The PA profession in the 1990s
JAAPA : official journal of the American Academy of Physician Assistants
History is rarely linear, and nowhere is this more evident than the US physician assistant/associate (PA) movement (1965-2021). The 1990s stand out as pivotal years for the PA profession, marked by advances that shaped the profession, experiments in primary care delivery, sex equity, the Balanced Budget Act, and national policy errors in predicting a physician surplus. Rapid growth followed program expansion, doubling from 57 in 1993 to 120 by 1999. By the end of the decade, all states had advanced PA-enabling legislation with broad-based prescribing. During this era, PA-focused research moved from descriptive to predictive, an official journal emerged in 1988, the Accreditation Review Commission on Education for the Physician Assistant became independent, and the American Academy of Physician Associates helped shape federal health policy. Also during this period, the profile of PAs shifted from older males to younger females with important sociological implications in leadership and career development. Notable milestones included national recognition of PAs as Medicare-eligible providers, direct commissioning in the military, and employment surges in the Veterans Health Administration and US Public Health Service. Not least of all this was a time of role shifts toward specialized medicine and surgery.
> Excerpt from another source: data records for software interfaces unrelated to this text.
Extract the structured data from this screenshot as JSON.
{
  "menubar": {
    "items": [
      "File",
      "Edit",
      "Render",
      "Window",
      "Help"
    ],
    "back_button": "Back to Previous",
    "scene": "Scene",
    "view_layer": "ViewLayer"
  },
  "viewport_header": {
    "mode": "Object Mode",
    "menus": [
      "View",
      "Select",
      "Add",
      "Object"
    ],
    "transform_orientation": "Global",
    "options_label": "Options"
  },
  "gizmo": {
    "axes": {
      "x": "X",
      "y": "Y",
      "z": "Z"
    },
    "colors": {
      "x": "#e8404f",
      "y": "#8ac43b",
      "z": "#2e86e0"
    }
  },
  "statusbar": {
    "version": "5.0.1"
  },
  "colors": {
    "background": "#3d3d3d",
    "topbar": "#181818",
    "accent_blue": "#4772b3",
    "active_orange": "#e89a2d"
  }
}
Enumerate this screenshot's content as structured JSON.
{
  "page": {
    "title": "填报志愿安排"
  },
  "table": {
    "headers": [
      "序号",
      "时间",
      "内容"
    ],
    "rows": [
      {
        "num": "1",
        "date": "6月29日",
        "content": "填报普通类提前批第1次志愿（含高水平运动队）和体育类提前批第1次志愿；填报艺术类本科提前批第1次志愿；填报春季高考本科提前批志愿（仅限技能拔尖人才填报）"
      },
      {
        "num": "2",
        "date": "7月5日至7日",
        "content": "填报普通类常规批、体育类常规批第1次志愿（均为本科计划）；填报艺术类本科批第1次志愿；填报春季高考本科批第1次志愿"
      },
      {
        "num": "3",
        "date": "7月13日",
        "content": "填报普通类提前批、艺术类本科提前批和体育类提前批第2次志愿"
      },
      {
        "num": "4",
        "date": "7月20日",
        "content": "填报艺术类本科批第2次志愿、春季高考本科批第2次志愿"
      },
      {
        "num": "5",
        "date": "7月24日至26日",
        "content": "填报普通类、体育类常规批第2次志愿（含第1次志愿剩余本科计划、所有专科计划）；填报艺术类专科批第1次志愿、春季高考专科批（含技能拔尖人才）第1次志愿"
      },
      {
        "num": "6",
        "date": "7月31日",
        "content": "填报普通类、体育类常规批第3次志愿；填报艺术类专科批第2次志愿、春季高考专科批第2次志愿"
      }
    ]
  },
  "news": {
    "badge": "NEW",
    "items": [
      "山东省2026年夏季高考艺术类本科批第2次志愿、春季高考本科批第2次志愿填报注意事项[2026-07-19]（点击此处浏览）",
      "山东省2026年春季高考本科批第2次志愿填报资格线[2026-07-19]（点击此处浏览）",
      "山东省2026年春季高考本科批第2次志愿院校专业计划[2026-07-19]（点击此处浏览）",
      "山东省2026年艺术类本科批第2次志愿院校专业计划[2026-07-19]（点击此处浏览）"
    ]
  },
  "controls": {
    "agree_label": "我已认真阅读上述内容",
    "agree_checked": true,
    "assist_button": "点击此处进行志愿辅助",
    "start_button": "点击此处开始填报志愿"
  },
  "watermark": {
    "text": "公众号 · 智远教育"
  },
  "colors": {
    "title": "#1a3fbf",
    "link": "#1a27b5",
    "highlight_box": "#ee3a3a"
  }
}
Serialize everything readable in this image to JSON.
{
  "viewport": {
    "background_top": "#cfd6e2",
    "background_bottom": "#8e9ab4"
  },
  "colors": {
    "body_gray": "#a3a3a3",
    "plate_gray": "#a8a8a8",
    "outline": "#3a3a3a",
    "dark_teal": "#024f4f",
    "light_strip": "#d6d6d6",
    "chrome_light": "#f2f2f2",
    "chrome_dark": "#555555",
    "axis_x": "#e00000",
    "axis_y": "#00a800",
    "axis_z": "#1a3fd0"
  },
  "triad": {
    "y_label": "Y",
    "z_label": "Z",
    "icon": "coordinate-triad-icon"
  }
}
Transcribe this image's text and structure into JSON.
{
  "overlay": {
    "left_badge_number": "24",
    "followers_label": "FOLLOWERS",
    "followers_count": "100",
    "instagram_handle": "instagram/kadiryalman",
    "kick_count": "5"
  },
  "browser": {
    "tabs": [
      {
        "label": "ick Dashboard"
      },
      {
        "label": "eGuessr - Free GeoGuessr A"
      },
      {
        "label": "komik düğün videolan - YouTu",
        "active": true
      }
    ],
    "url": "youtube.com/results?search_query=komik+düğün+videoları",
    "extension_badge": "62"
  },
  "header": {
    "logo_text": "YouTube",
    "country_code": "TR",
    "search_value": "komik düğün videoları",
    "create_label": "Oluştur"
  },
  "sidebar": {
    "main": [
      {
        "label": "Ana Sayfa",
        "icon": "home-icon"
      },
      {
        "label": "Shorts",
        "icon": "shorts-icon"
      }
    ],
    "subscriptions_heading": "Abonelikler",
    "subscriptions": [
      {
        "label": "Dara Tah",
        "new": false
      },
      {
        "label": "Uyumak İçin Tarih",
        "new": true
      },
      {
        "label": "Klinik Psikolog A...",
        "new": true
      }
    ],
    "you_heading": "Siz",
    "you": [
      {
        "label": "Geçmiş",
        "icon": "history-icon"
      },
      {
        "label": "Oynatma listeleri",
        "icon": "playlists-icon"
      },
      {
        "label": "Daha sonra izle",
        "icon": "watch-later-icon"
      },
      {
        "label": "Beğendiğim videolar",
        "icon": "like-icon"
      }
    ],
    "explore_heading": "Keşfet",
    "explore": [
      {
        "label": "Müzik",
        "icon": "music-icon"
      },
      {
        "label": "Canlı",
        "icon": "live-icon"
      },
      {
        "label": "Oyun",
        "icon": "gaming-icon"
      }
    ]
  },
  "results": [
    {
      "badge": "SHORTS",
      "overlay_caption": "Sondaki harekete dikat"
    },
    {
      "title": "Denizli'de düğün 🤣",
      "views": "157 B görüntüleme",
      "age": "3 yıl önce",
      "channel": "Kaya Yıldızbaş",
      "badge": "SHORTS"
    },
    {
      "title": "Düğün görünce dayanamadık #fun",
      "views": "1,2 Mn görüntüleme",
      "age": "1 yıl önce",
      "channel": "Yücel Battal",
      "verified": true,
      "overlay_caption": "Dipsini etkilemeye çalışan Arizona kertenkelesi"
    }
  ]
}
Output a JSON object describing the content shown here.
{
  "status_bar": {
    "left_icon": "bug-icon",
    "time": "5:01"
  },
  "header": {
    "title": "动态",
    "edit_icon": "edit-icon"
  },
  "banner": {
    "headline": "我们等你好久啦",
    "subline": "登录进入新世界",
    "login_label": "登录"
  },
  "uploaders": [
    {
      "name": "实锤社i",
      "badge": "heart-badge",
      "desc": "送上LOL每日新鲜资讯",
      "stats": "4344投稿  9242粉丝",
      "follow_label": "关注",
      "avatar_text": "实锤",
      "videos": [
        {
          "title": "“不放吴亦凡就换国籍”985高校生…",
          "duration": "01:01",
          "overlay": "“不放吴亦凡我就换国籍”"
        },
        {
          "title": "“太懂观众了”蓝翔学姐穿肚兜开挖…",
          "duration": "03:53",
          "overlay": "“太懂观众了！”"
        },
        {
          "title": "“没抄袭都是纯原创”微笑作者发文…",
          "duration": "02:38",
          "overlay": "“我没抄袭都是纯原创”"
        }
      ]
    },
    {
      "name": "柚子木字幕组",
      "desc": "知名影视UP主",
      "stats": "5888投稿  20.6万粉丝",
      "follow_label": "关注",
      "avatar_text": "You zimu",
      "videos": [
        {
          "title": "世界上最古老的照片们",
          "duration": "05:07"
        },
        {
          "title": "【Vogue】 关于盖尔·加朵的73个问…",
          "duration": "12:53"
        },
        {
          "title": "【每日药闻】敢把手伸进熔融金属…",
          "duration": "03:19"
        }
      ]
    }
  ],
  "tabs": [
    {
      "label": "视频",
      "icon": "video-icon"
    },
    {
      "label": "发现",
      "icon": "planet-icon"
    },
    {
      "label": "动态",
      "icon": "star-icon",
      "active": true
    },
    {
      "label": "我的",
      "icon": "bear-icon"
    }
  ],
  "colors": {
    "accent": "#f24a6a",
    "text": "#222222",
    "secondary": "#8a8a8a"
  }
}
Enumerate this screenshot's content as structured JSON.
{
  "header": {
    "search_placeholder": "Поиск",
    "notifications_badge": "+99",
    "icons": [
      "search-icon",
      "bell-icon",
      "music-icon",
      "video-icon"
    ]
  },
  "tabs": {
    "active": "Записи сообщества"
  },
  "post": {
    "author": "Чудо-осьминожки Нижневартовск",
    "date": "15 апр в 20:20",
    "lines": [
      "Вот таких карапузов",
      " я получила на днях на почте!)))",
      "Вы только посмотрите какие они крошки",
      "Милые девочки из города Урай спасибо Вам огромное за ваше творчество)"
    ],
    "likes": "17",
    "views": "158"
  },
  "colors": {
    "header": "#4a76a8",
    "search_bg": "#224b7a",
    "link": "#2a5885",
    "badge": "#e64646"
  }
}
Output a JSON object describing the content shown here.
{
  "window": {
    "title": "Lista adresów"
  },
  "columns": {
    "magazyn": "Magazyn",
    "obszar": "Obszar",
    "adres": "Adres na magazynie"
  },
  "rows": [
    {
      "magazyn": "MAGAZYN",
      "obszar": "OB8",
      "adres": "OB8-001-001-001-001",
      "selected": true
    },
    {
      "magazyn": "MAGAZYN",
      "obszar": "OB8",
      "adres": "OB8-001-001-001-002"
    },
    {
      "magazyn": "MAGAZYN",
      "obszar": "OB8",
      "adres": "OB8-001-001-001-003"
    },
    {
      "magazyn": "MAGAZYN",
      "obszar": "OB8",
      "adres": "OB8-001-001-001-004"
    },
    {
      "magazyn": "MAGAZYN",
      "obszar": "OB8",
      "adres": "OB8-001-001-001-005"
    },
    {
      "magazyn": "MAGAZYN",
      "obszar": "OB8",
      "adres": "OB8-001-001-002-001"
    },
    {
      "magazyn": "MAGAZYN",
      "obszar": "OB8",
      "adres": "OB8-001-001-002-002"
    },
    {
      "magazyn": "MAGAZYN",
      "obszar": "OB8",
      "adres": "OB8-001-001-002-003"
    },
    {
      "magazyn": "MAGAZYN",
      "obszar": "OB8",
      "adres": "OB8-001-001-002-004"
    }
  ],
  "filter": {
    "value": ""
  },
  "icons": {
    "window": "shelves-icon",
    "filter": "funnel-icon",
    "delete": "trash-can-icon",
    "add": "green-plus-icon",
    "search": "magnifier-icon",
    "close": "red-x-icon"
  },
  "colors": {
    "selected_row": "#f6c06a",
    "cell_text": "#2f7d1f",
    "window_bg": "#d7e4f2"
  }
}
Cawley, James F. and Hooker, Roderick S., "The PA profession in the 1990s" (2022). GW Authored Works. Paper 1217.
Prevention and Community Health